EXERCISE: While reading through the material below, copy each line that holds the word "between".

GIVEN RECORDS:
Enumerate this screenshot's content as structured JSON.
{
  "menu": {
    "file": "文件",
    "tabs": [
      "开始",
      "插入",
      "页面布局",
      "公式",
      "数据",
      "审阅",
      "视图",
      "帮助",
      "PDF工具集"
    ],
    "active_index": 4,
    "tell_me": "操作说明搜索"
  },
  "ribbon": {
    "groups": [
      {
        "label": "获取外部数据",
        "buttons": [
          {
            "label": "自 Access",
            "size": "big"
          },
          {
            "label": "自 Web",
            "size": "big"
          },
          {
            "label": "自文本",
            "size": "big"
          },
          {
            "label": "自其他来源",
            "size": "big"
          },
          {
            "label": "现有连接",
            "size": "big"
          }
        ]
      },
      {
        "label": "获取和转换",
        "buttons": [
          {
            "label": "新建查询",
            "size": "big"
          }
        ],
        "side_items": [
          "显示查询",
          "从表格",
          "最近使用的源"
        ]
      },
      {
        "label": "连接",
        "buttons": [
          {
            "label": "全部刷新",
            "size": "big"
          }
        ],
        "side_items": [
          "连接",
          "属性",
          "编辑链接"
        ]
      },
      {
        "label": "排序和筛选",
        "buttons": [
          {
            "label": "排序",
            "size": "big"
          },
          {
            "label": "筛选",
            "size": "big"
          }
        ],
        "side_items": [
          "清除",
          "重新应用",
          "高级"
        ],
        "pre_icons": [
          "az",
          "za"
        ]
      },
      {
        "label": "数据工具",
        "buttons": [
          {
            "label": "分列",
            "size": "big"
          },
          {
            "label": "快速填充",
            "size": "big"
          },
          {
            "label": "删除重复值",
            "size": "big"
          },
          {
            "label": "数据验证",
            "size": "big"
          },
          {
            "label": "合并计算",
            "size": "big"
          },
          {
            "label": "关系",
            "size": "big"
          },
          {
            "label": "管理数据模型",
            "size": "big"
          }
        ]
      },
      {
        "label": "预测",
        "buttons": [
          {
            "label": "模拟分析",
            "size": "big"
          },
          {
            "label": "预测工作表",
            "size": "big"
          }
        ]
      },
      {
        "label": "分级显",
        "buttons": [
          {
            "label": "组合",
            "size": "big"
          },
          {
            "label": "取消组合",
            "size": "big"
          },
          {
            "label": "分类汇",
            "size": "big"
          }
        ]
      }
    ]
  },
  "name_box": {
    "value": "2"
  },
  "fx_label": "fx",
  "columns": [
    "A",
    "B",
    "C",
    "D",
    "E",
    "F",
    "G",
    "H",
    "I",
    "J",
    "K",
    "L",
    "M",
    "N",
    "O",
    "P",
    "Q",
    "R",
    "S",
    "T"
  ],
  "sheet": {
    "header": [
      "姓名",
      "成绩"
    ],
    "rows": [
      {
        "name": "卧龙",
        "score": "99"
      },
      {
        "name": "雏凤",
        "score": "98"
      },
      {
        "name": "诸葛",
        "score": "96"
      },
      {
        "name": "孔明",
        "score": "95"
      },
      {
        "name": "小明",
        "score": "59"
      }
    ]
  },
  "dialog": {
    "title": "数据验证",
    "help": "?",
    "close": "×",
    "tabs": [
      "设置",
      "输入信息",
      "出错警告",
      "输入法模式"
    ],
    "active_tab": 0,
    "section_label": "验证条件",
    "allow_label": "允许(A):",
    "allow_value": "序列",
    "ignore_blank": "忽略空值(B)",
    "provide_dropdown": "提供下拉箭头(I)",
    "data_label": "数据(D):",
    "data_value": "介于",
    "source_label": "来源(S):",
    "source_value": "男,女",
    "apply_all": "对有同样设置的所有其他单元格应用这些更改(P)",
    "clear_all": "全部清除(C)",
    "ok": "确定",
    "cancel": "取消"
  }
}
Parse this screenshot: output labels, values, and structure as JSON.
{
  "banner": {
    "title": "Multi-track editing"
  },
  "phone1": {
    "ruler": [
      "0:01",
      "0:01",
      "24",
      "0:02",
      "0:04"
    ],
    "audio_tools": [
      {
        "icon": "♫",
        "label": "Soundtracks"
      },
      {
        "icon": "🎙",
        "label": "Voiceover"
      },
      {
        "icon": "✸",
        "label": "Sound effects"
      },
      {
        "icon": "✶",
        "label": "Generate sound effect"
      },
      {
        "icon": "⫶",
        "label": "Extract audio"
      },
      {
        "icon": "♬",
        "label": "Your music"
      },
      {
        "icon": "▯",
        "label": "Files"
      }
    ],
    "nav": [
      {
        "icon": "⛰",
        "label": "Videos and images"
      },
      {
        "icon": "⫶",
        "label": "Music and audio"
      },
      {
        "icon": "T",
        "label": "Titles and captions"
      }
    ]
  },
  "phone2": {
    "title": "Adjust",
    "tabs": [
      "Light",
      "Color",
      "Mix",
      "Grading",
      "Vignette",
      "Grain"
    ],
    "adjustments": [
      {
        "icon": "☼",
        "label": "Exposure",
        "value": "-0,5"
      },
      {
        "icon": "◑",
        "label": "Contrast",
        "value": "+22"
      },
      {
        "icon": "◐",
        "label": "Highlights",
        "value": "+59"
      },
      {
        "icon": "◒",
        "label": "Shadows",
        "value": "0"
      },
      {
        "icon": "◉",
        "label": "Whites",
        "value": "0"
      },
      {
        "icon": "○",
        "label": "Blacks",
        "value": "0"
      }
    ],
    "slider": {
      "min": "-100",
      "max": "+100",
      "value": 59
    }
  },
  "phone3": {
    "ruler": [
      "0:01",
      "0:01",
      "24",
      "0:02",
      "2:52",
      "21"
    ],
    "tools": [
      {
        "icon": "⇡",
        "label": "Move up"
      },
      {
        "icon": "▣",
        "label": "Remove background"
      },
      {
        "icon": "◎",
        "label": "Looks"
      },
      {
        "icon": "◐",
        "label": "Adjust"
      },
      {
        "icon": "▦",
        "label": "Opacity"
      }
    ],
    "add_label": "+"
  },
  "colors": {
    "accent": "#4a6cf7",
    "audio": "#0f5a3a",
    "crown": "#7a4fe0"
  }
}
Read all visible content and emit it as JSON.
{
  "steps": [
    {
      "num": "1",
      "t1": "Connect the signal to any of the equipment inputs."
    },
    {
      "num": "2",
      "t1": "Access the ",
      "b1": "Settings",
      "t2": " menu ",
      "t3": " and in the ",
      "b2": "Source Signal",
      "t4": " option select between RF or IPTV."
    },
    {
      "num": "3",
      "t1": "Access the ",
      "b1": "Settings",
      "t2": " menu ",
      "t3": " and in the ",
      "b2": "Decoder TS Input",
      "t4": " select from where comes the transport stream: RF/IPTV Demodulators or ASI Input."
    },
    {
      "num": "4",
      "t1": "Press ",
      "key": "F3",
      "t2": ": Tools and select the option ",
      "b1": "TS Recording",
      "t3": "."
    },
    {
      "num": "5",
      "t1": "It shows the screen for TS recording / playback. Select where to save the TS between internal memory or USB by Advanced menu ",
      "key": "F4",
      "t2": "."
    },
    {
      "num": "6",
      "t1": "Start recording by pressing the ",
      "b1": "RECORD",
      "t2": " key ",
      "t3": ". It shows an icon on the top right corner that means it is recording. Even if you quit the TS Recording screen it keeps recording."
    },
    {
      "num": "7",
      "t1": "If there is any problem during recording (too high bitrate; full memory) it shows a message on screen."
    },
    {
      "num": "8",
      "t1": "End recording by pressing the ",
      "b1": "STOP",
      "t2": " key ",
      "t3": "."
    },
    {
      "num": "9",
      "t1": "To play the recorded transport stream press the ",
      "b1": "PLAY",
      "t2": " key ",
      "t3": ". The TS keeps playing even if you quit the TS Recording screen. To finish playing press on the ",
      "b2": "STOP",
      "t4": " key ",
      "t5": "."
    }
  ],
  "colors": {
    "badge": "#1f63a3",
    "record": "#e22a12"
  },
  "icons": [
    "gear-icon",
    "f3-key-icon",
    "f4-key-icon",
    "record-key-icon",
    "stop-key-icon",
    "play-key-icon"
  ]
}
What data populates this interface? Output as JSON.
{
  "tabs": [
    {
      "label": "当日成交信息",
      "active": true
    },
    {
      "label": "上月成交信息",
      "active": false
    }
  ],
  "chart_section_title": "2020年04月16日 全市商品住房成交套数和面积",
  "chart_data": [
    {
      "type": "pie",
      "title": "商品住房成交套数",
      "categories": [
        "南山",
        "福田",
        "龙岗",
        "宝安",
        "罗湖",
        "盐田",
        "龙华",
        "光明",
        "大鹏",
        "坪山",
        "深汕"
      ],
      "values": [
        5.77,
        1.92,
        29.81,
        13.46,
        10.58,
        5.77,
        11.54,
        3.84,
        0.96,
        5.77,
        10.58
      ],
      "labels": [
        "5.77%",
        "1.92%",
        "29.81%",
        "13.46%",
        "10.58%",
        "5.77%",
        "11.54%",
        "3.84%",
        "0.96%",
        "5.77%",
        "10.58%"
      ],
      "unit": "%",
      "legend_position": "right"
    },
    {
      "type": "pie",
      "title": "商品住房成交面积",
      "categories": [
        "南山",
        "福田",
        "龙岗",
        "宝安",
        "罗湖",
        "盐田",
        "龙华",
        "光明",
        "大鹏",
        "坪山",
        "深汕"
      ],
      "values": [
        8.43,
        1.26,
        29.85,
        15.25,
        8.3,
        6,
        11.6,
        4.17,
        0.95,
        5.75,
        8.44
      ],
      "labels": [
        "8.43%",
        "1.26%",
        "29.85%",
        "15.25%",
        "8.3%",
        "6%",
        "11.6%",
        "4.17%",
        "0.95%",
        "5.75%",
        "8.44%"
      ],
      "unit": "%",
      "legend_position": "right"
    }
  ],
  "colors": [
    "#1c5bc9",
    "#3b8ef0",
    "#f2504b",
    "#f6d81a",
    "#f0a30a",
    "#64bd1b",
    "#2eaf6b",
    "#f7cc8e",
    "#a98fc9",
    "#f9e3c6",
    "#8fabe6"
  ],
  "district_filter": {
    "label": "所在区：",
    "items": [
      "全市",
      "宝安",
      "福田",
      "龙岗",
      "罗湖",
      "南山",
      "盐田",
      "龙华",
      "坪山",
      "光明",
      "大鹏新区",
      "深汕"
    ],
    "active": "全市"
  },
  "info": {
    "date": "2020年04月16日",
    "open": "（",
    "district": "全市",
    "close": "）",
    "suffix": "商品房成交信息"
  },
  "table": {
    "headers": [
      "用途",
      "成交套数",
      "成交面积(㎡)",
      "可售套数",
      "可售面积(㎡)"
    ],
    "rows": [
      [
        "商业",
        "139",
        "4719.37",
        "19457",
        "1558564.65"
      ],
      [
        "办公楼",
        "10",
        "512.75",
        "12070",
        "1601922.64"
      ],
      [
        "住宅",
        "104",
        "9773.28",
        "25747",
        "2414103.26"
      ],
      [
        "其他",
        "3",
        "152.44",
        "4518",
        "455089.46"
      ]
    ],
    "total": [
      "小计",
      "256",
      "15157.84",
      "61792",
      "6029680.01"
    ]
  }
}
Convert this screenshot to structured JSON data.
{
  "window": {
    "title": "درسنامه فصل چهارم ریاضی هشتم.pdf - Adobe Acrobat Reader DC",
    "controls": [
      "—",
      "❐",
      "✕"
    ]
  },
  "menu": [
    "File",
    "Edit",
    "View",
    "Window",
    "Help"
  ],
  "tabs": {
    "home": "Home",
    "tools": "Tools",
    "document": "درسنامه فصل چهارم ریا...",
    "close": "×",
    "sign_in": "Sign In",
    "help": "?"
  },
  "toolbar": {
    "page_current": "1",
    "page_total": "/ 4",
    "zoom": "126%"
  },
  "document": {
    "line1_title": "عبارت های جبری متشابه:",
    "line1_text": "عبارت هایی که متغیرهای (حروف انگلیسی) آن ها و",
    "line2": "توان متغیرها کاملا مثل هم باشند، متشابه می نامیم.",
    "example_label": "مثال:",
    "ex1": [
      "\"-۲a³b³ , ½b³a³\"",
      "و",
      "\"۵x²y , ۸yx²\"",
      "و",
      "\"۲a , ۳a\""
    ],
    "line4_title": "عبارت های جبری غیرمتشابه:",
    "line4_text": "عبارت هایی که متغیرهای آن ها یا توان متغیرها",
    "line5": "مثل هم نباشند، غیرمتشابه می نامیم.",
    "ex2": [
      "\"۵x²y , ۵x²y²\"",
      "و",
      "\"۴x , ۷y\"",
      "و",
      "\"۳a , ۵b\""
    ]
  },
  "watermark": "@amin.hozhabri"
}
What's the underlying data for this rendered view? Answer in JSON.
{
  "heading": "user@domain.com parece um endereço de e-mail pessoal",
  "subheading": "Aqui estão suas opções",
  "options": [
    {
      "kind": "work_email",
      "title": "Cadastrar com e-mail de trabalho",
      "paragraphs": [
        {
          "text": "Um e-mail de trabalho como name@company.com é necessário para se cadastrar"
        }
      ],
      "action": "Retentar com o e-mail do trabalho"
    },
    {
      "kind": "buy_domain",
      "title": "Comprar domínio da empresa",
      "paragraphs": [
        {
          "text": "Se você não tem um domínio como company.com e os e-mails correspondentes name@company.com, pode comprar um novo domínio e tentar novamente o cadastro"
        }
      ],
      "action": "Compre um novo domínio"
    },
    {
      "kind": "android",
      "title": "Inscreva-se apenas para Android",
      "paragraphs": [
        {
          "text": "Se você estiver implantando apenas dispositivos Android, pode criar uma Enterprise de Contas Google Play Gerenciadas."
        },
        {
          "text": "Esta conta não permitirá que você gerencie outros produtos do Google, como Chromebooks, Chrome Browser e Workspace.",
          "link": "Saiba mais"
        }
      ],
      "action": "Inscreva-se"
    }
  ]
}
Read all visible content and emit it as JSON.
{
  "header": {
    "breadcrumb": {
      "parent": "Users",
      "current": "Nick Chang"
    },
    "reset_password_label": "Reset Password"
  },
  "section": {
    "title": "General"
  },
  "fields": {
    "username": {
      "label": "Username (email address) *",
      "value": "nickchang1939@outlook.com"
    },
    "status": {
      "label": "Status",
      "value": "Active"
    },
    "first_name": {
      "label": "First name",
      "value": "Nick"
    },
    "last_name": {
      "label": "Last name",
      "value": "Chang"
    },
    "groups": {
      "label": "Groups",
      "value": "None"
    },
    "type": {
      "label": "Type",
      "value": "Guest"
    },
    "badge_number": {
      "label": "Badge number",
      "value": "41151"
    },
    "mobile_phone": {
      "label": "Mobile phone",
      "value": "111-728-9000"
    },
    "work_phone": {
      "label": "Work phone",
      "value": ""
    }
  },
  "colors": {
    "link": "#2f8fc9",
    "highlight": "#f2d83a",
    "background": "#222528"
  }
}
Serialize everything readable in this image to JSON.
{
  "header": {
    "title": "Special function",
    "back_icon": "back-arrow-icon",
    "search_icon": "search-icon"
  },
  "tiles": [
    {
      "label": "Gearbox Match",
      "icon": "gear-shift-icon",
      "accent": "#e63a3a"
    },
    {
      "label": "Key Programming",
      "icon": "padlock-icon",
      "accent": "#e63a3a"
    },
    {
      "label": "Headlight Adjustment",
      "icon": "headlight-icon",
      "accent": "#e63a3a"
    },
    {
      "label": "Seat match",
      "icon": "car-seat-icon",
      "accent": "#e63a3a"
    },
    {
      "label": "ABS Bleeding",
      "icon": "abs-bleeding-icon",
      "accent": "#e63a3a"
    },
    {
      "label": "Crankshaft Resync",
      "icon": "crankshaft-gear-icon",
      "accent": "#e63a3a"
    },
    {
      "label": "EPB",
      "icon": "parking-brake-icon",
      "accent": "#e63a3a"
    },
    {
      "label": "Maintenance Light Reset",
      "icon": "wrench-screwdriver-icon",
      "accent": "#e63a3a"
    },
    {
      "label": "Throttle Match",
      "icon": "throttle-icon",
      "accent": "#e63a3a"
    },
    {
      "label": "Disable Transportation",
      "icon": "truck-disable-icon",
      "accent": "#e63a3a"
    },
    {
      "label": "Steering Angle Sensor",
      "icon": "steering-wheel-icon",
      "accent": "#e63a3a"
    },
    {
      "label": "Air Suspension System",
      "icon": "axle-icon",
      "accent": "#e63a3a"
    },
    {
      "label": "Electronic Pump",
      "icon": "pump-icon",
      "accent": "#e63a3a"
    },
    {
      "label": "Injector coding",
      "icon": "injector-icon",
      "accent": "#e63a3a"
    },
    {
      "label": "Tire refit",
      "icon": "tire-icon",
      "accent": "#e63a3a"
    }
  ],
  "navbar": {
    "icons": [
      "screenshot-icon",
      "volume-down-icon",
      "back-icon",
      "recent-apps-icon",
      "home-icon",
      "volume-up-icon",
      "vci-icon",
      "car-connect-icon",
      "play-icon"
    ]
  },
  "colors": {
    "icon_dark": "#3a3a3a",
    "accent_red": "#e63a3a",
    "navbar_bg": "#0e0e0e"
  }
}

TASK OUTPUT:
      "t4": " option select between RF or IPTV."
      "t1": "It shows the screen for TS recording / playback. Select where to save the TS between internal memory or USB by Advanced menu ",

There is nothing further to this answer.